It is worthy to note that Boko Haram have been destroying innocent lives and properties in the North East of Nigeria since 2009 or thereabouts, to the extent of declaring a caliphate on Nigerian soil, yet the Nigerian Army has been unable to unleash similar brutality on these demons. In fact, the Army fled from Boko Haram’s attack to neighbouring Cameroon a few years ago and shamelessly called the escape a “tactical manoeuvre”. Below is the extract of a report published by Premium Times in August of 2014:
“The Nigerian military has admitted that hundreds of government troops have fled heavy fighting with Boko Haram, but said their apparent escape to neighbouring Cameroon was a ‘tactical manoeuvre’”.

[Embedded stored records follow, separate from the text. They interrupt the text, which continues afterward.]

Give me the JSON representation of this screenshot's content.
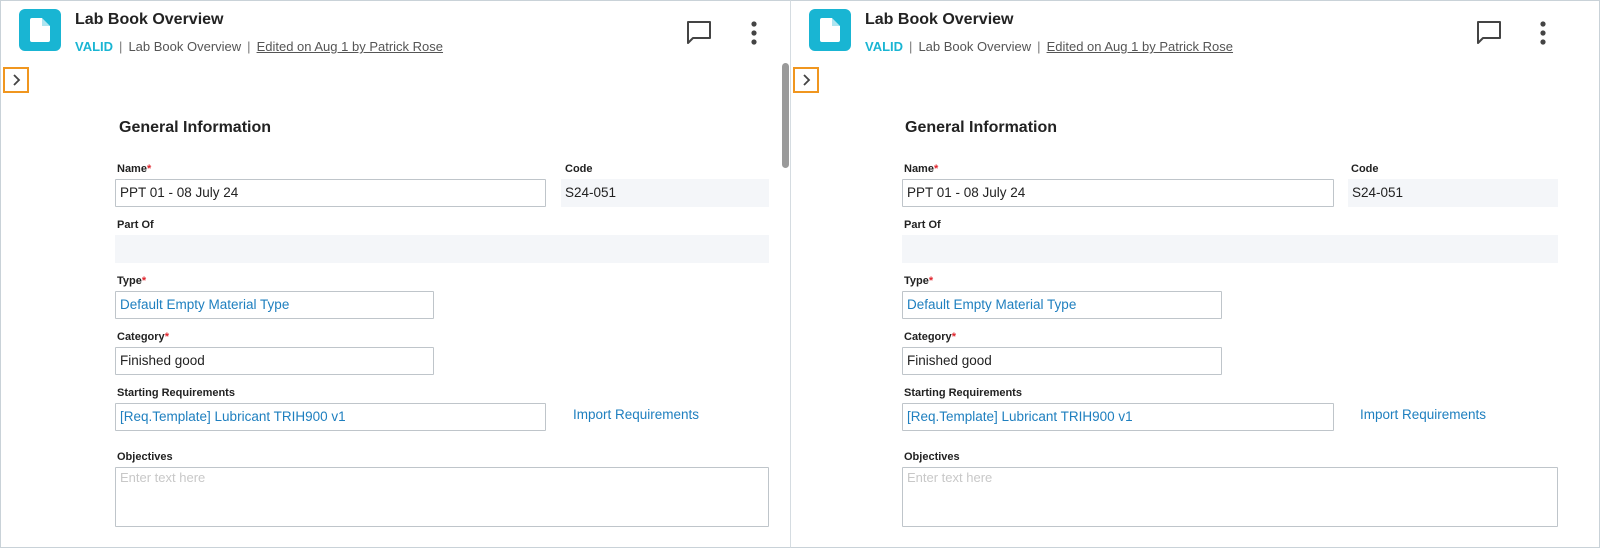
{
  "header": {
    "title": "Lab Book Overview",
    "status": "VALID",
    "separator": "|",
    "breadcrumb": "Lab Book Overview",
    "edited": "Edited on Aug 1 by Patrick Rose"
  },
  "form": {
    "section_title": "General Information",
    "required_mark": "*",
    "name": {
      "label": "Name",
      "value": "PPT 01 - 08 July 24"
    },
    "code": {
      "label": "Code",
      "value": "S24-051"
    },
    "part_of": {
      "label": "Part Of",
      "value": ""
    },
    "type": {
      "label": "Type",
      "value": "Default Empty Material Type"
    },
    "category": {
      "label": "Category",
      "value": "Finished good"
    },
    "starting_requirements": {
      "label": "Starting Requirements",
      "value": "[Req.Template] Lubricant TRIH900 v1"
    },
    "import_requirements": "Import Requirements",
    "objectives": {
      "label": "Objectives",
      "placeholder": "Enter text here"
    }
  },
  "icons": {
    "document": "document-icon",
    "comment": "comment-icon",
    "more": "more-vertical-icon",
    "expand": "chevron-right-icon"
  },
  "colors": {
    "accent": "#19b5d3",
    "link": "#1e7fbf",
    "required": "#e0252d",
    "highlight": "#f0961f"
  }
}
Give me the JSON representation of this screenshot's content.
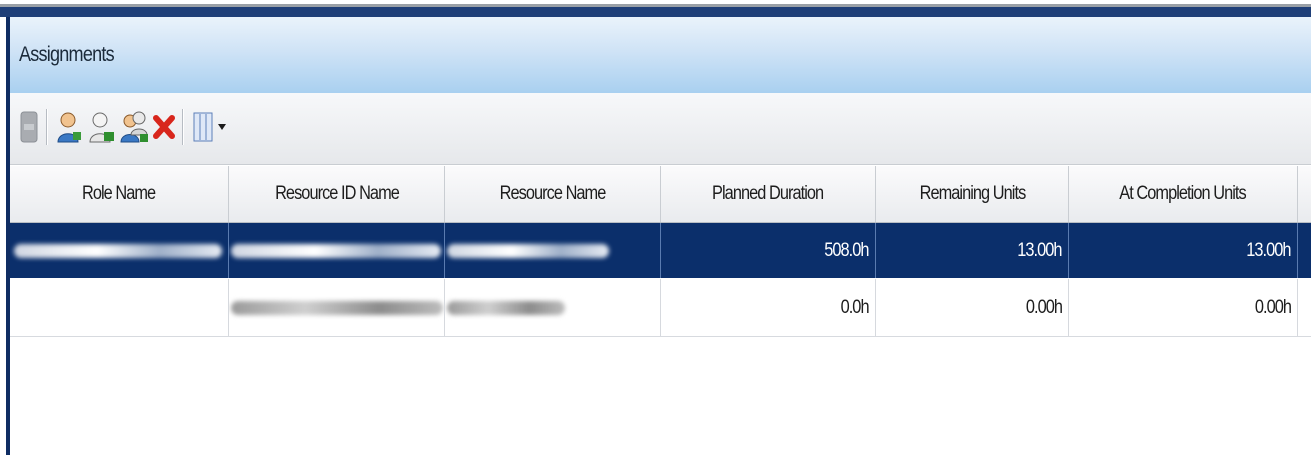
{
  "panel": {
    "title": "Assignments"
  },
  "toolbar": {
    "buttons": [
      {
        "name": "disabled-action-icon"
      },
      {
        "name": "assign-resource-icon"
      },
      {
        "name": "assign-role-icon"
      },
      {
        "name": "assign-resource-by-role-icon"
      },
      {
        "name": "delete-icon"
      },
      {
        "name": "columns-icon"
      }
    ]
  },
  "table": {
    "columns": [
      "Role Name",
      "Resource ID Name",
      "Resource Name",
      "Planned Duration",
      "Remaining Units",
      "At Completion Units"
    ],
    "rows": [
      {
        "selected": true,
        "role_name": "",
        "resource_id_name": "",
        "resource_name": "",
        "planned_duration": "508.0h",
        "remaining_units": "13.00h",
        "at_completion_units": "13.00h"
      },
      {
        "selected": false,
        "role_name": "",
        "resource_id_name": "",
        "resource_name": "",
        "planned_duration": "0.0h",
        "remaining_units": "0.00h",
        "at_completion_units": "0.00h"
      }
    ]
  },
  "colors": {
    "selected_row": "#0b2f6b",
    "header_gradient_bottom": "#a9d0f0",
    "frame_border": "#1f3f78",
    "delete_red": "#d8261c"
  }
}
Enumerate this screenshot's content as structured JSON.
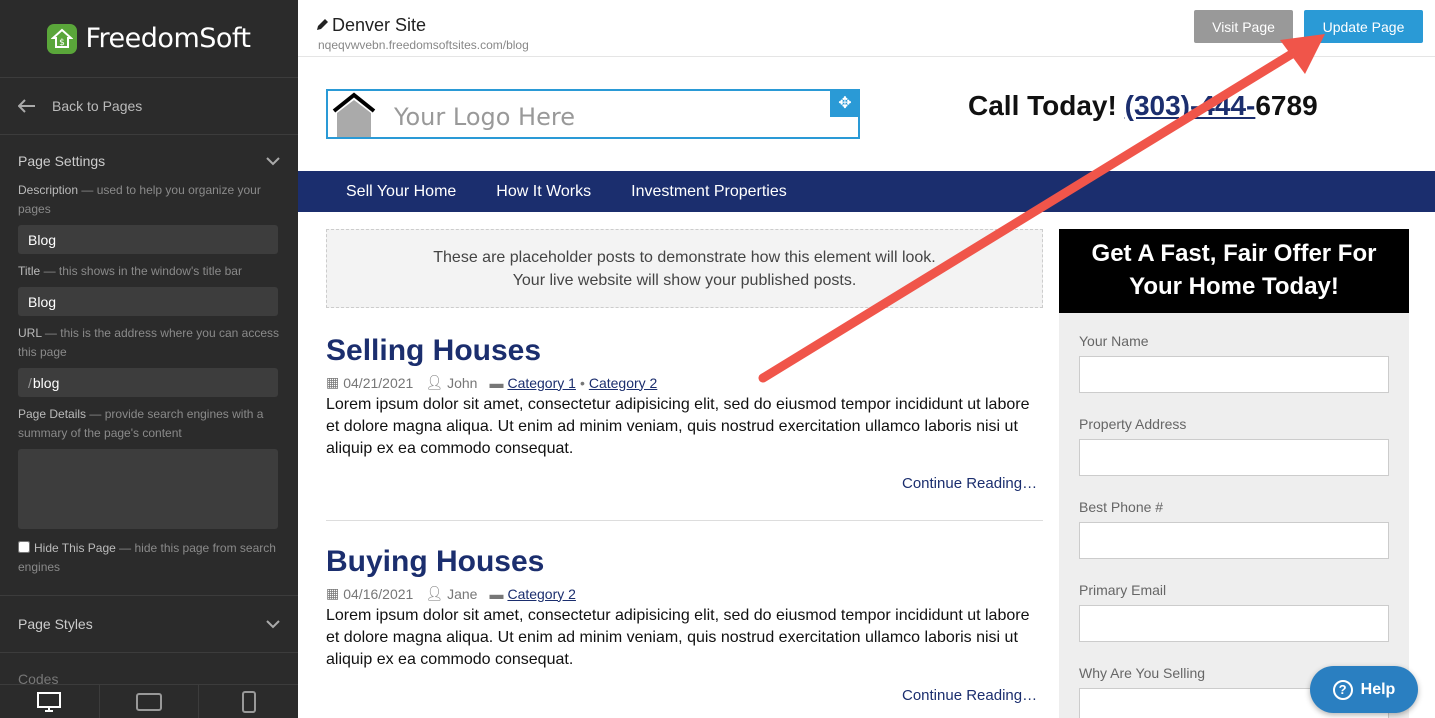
{
  "sidebar": {
    "brand": "FreedomSoft",
    "back_label": "Back to Pages",
    "page_settings": {
      "title": "Page Settings",
      "description_label": "Description",
      "description_help": "— used to help you organize your pages",
      "description_value": "Blog",
      "title_label": "Title",
      "title_help": "— this shows in the window's title bar",
      "title_value": "Blog",
      "url_label": "URL",
      "url_help": "— this is the address where you can access this page",
      "url_prefix": "/",
      "url_value": "blog",
      "details_label": "Page Details",
      "details_help": "— provide search engines with a summary of the page's content",
      "hide_label": "Hide This Page",
      "hide_help": "— hide this page from search engines"
    },
    "page_styles": "Page Styles",
    "codes": "Codes"
  },
  "topbar": {
    "site_name": "Denver Site",
    "site_url": "nqeqvwvebn.freedomsoftsites.com/blog",
    "visit_label": "Visit Page",
    "update_label": "Update Page"
  },
  "preview": {
    "logo_placeholder": "Your Logo Here",
    "call_text": "Call Today!",
    "phone_area": "(303)-444-",
    "phone_rest": "6789",
    "nav": [
      "Sell Your Home",
      "How It Works",
      "Investment Properties"
    ],
    "placeholder_line1": "These are placeholder posts to demonstrate how this element will look.",
    "placeholder_line2": "Your live website will show your published posts.",
    "posts": [
      {
        "title": "Selling Houses",
        "date": "04/21/2021",
        "author": "John",
        "category1": "Category 1",
        "category2": "Category 2",
        "body": "Lorem ipsum dolor sit amet, consectetur adipisicing elit, sed do eiusmod tempor incididunt ut labore et dolore magna aliqua. Ut enim ad minim veniam, quis nostrud exercitation ullamco laboris nisi ut aliquip ex ea commodo consequat.",
        "continue": "Continue Reading…"
      },
      {
        "title": "Buying Houses",
        "date": "04/16/2021",
        "author": "Jane",
        "category1": "Category 2",
        "body": "Lorem ipsum dolor sit amet, consectetur adipisicing elit, sed do eiusmod tempor incididunt ut labore et dolore magna aliqua. Ut enim ad minim veniam, quis nostrud exercitation ullamco laboris nisi ut aliquip ex ea commodo consequat.",
        "continue": "Continue Reading…"
      }
    ],
    "form_title_line1": "Get A Fast, Fair Offer For",
    "form_title_line2": "Your Home Today!",
    "form_fields": [
      "Your Name",
      "Property Address",
      "Best Phone #",
      "Primary Email",
      "Why Are You Selling"
    ]
  },
  "help_label": "Help",
  "colors": {
    "accent": "#2a9ad6",
    "nav": "#1b2e6e",
    "annotation_arrow": "#f0554a"
  }
}
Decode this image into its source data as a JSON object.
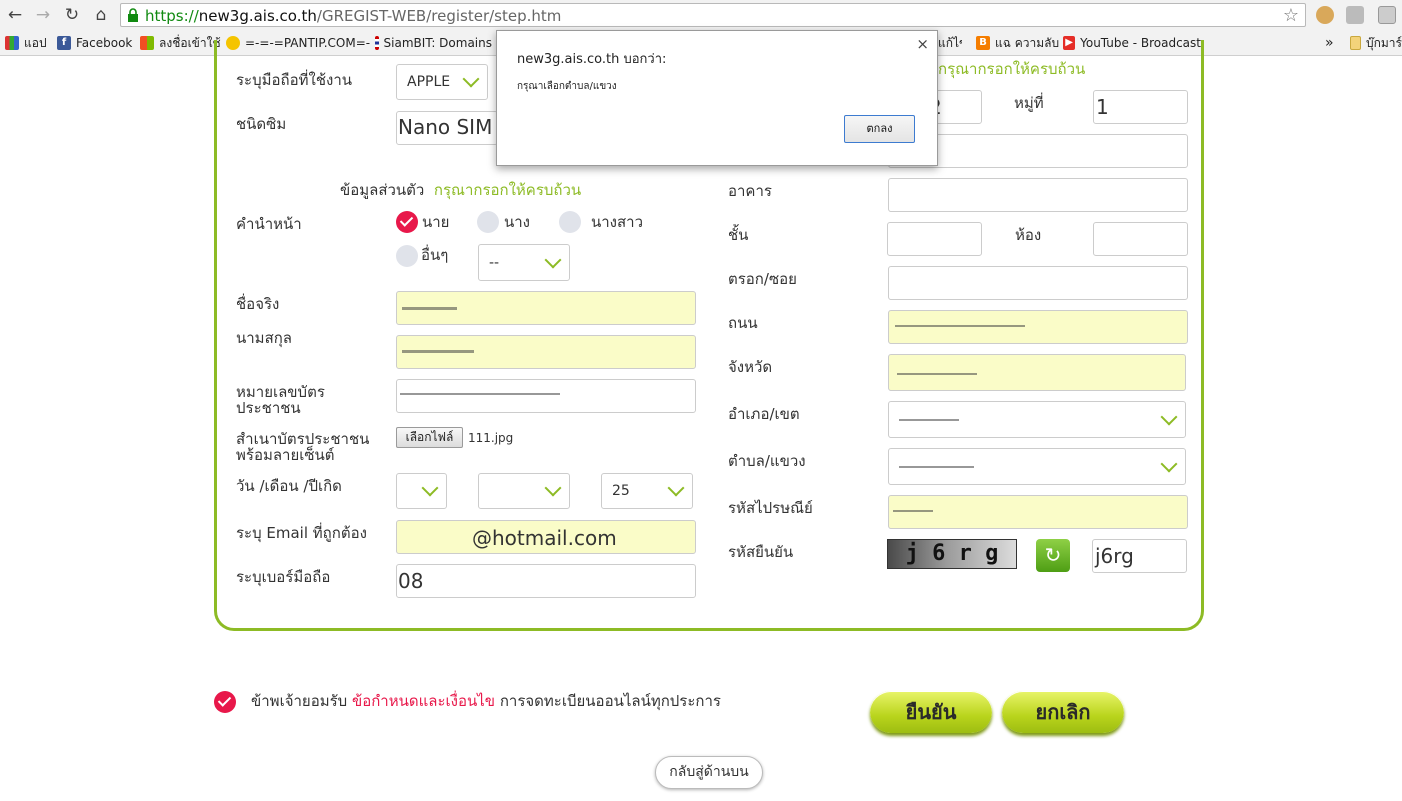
{
  "browser": {
    "url_scheme": "https://",
    "url_host": "new3g.ais.co.th",
    "url_path": "/GREGIST-WEB/register/step.htm",
    "bookmarks": [
      "แอป",
      "Facebook",
      "ลงชื่อเข้าใช้",
      "=-=-=PANTIP.COM=-",
      "SiamBIT: Domains",
      "แฉ ความลับ",
      "YouTube - Broadcast",
      "บุ๊กมาร์"
    ],
    "bookmark_partial": "แก้ไข",
    "more": "»"
  },
  "dialog": {
    "title": "new3g.ais.co.th บอกว่า:",
    "message": "กรุณาเลือกตำบล/แขวง",
    "ok": "ตกลง",
    "close": "×"
  },
  "left": {
    "device_label": "ระบุมือถือที่ใช้งาน",
    "device_value": "APPLE",
    "sim_label": "ชนิดซิม",
    "sim_value": "Nano SIM",
    "section_title": "ข้อมูลส่วนตัว",
    "section_hint": "กรุณากรอกให้ครบถ้วน",
    "title_label": "คำนำหน้า",
    "title_options": [
      "นาย",
      "นาง",
      "นางสาว",
      "อื่นๆ"
    ],
    "title_other_value": "--",
    "firstname_label": "ชื่อจริง",
    "lastname_label": "นามสกุล",
    "idcard_label_1": "หมายเลขบัตร",
    "idcard_label_2": "ประชาชน",
    "idcopy_label_1": "สำเนาบัตรประชาชน",
    "idcopy_label_2": "พร้อมลายเซ็นต์",
    "file_button": "เลือกไฟล์",
    "file_name": "111.jpg",
    "birth_label": "วัน /เดือน /ปีเกิด",
    "birth_year": "25",
    "email_label": "ระบุ Email ที่ถูกต้อง",
    "email_value": "@hotmail.com",
    "mobile_label": "ระบุเบอร์มือถือ",
    "mobile_value": "08"
  },
  "right": {
    "hint": "กรุณากรอกให้ครบถ้วน",
    "house_no_partial": "2",
    "moo_label": "หมู่ที่",
    "moo_value": "1",
    "building_label": "อาคาร",
    "floor_label": "ชั้น",
    "room_label": "ห้อง",
    "soi_label": "ตรอก/ซอย",
    "road_label": "ถนน",
    "province_label": "จังหวัด",
    "district_label": "อำเภอ/เขต",
    "subdistrict_label": "ตำบล/แขวง",
    "postcode_label": "รหัสไปรษณีย์",
    "captcha_label": "รหัสยืนยัน",
    "captcha_image_text": "j 6 r g",
    "captcha_value": "j6rg"
  },
  "footer": {
    "agree_prefix": "ข้าพเจ้ายอมรับ",
    "agree_link": "ข้อกำหนดและเงื่อนไข",
    "agree_suffix": "การจดทะเบียนออนไลน์ทุกประการ",
    "confirm": "ยืนยัน",
    "cancel": "ยกเลิก",
    "back": "กลับสู่ด้านบน"
  },
  "colors": {
    "accent": "#8dbb25",
    "check": "#e8184a",
    "input_yellow": "#fafcc8",
    "link": "#e8184a"
  }
}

The question therefore is, does the Nigerian Army now run away from enemies of our country but enjoy/prefer brutalising innocent citizens they ought to protect? Well, my answer is quite simple. As an African child, I have learnt from my people that one is not said to be a warrior when he abandons the battlefield in terror and resorts to chop off the heads of children and women in a bid to show off the depth of his strength. Only cowards do so.
Elias Ozikpu is a literary author and an activist. He was almost attacked by armed soldiers at Bonny Camp, Victoria Island, Lagos, before eyewitnesses stepped in and resisted the attack.